Eroded forest road due to poor planning
Best Management Practices After the Timber Harvest


Installing water bars

This web article explains how forest workers and landowners can use water bars to control erosion after a timber harvest.

 

Water bars are a combination of a mound and trench angling across the road to intercept and disperse water flowing down the road surface. Because they form a significant, almost impassible bump in a forest trail, they are placed where machinery will no longer travel. If the landowner wishes to continue using wheeled equipment on the road for recreation or obtaining firewood, broad-based dips can be substituted for waterbars.

The idea is to divert water off the road and into a more stable vegetated area.

Water bars are built at a 30 degree angle to the road course. The distance between water bars will vary from every 250 feet on gently sloping trails to every 40 feet on steep trails.

 

The height of the mound will also vary from 8 - 30 inches; lower on gentle slopes, higher on steeper slopes.

To complete the construction, the runoff area at the bottom edge of the water bar should be stabilized with coarse stone or seeded grass.

Drawing from Wisconsin's Forestry Best Management Practices for Water Quality (1995)
Photo from Jeff Martin WI DNR
Home | Index | Tools for Planning a Harvest | Cornell Cooperative Extension ForestryCornell Cooperative Extension helps forest owners
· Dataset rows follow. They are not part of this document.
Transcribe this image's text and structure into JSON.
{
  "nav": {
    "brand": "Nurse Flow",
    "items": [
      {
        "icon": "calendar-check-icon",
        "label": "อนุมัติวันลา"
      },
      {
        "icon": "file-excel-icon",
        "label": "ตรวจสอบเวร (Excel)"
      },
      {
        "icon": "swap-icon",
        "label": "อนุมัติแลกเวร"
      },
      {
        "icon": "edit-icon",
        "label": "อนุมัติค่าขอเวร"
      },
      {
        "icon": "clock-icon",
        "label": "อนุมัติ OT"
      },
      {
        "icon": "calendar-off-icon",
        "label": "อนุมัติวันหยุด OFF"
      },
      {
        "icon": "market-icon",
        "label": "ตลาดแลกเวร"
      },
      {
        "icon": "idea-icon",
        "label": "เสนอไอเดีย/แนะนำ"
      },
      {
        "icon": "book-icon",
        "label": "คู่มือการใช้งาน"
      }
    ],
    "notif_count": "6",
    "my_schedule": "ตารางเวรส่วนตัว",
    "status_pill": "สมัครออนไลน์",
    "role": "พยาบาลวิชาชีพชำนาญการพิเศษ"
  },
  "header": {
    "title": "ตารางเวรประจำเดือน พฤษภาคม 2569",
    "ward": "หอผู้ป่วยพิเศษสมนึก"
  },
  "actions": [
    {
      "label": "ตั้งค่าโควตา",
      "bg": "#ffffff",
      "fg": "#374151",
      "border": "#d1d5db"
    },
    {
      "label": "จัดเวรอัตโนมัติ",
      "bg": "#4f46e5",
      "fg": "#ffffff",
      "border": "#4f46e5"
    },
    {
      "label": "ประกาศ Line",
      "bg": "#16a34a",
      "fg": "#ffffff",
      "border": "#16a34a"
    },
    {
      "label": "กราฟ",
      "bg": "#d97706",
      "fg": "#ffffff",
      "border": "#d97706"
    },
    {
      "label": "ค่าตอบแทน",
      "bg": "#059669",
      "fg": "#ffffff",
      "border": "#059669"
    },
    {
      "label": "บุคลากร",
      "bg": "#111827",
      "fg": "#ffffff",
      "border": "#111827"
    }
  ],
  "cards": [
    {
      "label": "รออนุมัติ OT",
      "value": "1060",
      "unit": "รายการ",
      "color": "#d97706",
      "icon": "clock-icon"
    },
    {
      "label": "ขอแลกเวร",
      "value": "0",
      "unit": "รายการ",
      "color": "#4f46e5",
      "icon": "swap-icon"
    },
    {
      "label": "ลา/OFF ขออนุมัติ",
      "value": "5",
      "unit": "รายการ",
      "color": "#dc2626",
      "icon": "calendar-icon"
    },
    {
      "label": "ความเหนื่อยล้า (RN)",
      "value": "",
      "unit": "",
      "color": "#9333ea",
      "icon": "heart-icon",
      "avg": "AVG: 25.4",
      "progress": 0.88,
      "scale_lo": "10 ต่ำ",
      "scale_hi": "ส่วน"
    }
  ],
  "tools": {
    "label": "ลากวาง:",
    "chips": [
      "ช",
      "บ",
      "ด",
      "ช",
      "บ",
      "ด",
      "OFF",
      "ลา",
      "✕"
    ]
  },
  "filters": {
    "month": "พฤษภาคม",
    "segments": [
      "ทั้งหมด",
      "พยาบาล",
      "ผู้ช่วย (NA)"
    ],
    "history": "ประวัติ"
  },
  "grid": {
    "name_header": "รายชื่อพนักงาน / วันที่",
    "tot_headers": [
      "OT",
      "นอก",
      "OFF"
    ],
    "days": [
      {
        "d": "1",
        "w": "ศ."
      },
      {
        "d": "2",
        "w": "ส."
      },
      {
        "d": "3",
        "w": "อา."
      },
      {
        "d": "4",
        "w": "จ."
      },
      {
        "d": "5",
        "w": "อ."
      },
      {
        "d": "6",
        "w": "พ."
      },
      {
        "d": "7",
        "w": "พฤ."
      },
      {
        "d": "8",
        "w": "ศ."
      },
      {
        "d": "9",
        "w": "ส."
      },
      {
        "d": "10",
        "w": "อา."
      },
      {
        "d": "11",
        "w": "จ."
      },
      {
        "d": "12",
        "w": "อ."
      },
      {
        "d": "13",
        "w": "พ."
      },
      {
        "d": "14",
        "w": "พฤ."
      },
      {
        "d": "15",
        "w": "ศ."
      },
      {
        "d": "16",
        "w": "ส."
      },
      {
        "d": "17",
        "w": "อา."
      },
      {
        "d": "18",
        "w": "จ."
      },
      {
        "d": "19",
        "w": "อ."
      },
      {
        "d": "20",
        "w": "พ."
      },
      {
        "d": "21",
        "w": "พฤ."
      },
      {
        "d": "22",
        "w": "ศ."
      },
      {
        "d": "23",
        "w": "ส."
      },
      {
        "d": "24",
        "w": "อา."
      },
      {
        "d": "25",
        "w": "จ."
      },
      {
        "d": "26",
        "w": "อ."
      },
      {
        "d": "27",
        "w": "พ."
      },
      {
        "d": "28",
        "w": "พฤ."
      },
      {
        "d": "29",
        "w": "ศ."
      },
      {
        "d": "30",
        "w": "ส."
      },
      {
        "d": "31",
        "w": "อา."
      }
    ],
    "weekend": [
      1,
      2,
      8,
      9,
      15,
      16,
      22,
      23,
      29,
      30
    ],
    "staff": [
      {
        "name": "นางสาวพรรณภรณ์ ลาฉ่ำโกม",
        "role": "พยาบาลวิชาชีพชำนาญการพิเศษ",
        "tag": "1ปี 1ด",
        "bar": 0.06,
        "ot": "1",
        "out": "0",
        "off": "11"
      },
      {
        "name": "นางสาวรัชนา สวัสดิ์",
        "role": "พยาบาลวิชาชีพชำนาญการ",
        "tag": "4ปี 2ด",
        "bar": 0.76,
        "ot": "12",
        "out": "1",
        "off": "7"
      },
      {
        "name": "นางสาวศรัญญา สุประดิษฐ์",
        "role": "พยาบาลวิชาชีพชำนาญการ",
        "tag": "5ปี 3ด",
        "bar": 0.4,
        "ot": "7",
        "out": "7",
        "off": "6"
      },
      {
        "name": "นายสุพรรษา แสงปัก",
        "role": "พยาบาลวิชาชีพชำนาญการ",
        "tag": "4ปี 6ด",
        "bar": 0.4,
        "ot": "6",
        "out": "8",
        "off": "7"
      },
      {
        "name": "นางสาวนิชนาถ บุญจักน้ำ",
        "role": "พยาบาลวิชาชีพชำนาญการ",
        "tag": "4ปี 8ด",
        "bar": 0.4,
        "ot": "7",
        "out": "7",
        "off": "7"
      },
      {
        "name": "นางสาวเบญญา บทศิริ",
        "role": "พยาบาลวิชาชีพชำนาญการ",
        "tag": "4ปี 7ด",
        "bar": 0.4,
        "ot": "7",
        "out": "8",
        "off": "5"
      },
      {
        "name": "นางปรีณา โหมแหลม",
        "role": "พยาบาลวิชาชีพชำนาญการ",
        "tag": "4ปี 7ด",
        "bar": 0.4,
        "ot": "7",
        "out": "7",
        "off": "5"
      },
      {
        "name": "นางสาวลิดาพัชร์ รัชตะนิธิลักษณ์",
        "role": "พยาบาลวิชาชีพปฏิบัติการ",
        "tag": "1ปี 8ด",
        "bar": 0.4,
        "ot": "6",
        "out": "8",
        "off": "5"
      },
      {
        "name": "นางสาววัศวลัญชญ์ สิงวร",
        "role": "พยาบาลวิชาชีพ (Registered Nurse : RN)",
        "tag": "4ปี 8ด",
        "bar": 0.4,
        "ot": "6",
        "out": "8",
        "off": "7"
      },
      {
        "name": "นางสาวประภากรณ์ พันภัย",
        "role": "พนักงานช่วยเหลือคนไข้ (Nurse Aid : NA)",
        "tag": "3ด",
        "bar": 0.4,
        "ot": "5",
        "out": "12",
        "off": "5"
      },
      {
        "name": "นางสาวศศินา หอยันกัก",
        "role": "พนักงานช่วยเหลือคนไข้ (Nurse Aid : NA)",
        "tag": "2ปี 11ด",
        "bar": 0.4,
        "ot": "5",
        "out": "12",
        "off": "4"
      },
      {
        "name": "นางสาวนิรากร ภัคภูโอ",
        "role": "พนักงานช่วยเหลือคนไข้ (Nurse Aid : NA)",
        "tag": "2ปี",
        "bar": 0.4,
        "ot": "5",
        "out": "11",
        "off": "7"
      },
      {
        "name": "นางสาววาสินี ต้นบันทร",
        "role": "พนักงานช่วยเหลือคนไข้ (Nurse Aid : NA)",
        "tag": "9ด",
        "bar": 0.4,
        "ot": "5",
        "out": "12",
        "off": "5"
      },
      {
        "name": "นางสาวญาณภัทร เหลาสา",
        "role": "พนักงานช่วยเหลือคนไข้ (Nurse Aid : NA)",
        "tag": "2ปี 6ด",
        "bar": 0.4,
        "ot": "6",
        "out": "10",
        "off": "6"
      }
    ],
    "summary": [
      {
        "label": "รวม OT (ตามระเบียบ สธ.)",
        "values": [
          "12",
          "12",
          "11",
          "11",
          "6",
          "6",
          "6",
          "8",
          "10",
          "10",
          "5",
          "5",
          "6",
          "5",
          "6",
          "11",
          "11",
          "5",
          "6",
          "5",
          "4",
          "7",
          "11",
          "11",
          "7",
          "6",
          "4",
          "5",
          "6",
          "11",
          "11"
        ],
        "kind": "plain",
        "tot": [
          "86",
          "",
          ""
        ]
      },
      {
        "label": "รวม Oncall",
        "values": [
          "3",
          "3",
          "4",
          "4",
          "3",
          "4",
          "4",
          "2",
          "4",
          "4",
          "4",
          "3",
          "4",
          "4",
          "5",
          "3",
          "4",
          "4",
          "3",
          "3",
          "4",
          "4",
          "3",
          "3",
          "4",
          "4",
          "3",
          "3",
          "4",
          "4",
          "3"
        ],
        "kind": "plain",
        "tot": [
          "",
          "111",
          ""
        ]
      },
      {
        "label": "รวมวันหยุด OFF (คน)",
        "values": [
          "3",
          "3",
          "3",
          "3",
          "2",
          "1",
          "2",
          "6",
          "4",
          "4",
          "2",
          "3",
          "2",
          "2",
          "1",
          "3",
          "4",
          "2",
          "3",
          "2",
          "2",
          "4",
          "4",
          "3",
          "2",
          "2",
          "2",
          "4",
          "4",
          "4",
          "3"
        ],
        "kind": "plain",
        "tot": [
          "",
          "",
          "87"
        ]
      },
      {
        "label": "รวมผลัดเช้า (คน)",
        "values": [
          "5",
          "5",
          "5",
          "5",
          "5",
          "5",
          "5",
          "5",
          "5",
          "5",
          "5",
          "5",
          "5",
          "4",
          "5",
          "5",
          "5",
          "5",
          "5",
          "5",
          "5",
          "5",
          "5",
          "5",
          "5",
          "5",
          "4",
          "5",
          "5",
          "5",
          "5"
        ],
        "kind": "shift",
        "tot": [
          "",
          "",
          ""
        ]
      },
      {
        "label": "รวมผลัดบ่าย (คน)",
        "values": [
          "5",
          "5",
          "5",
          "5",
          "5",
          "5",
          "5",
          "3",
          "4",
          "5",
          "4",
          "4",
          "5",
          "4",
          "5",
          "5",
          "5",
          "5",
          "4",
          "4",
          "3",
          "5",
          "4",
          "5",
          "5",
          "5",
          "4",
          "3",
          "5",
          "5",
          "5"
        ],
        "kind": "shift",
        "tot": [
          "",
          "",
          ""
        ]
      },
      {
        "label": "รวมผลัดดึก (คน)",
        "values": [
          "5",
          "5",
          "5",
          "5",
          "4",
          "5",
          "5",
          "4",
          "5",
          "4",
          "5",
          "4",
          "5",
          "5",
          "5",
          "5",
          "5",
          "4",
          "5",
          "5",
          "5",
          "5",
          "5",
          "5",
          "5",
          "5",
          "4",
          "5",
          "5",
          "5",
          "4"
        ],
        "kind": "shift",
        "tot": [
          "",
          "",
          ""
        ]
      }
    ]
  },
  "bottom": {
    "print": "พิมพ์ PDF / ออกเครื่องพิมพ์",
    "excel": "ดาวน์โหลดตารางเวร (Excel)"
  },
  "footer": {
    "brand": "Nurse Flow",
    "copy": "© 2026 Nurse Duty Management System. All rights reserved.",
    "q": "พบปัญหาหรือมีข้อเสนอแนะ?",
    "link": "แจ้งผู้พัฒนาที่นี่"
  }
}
Please cite source: Cornell Cooperative Extension, 2004
Written by James Ochterski, CCE - Schuyler County